→ Prompt:
Return every entry below word for word and leave out any picture.

■ ■ ■ ■ ■ ■ ■

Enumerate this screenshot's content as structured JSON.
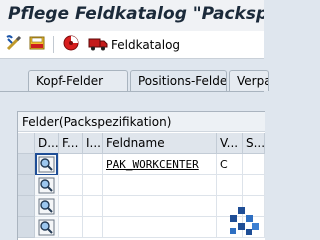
{
  "window": {
    "title": "Pflege Feldkatalog \"Packspezifikation\""
  },
  "toolbar": {
    "buttons": [
      {
        "icon": "display-change-icon"
      },
      {
        "icon": "save-local-icon"
      },
      {
        "icon": "other-object-icon"
      },
      {
        "icon": "truck-icon",
        "label": "Feldkatalog"
      }
    ]
  },
  "tabs": [
    {
      "label": "Kopf-Felder",
      "active": false
    },
    {
      "label": "Positions-Felder",
      "active": true
    },
    {
      "label": "Verpackung",
      "active": false
    }
  ],
  "panel": {
    "title": "Felder(Packspezifikation)"
  },
  "table": {
    "columns": [
      "D...",
      "F...",
      "I...",
      "Feldname",
      "V...",
      "S..."
    ],
    "rows": [
      {
        "icon": "detail-icon",
        "selected": true,
        "f": "",
        "i": "",
        "feldname": "PAK_WORKCENTER",
        "v": "C",
        "s": ""
      },
      {
        "icon": "detail-icon",
        "selected": false,
        "f": "",
        "i": "",
        "feldname": "",
        "v": "",
        "s": ""
      },
      {
        "icon": "detail-icon",
        "selected": false,
        "f": "",
        "i": "",
        "feldname": "",
        "v": "",
        "s": ""
      },
      {
        "icon": "detail-icon",
        "selected": false,
        "f": "",
        "i": "",
        "feldname": "",
        "v": "",
        "s": ""
      }
    ]
  },
  "colors": {
    "selection_outline": "#1f4e96",
    "logo": "#1f4e96"
  }
}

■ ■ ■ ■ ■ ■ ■

→ Solution for this exercise:
Enumerate this screenshot's content as structured JSON.
{
  "window": {
    "title": "Pflege Feldkatalog \"Packspezifikation\""
  },
  "toolbar": {
    "buttons": [
      {
        "icon": "display-change-icon"
      },
      {
        "icon": "save-local-icon"
      },
      {
        "icon": "other-object-icon"
      },
      {
        "icon": "truck-icon",
        "label": "Feldkatalog"
      }
    ]
  },
  "tabs": [
    {
      "label": "Kopf-Felder",
      "active": false
    },
    {
      "label": "Positions-Felder",
      "active": true
    },
    {
      "label": "Verpackung",
      "active": false
    }
  ],
  "panel": {
    "title": "Felder(Packspezifikation)"
  },
  "table": {
    "columns": [
      "D...",
      "F...",
      "I...",
      "Feldname",
      "V...",
      "S..."
    ],
    "rows": [
      {
        "icon": "detail-icon",
        "selected": true,
        "f": "",
        "i": "",
        "feldname": "PAK_WORKCENTER",
        "v": "C",
        "s": ""
      },
      {
        "icon": "detail-icon",
        "selected": false,
        "f": "",
        "i": "",
        "feldname": "",
        "v": "",
        "s": ""
      },
      {
        "icon": "detail-icon",
        "selected": false,
        "f": "",
        "i": "",
        "feldname": "",
        "v": "",
        "s": ""
      },
      {
        "icon": "detail-icon",
        "selected": false,
        "f": "",
        "i": "",
        "feldname": "",
        "v": "",
        "s": ""
      }
    ]
  },
  "colors": {
    "selection_outline": "#1f4e96",
    "logo": "#1f4e96"
  }
}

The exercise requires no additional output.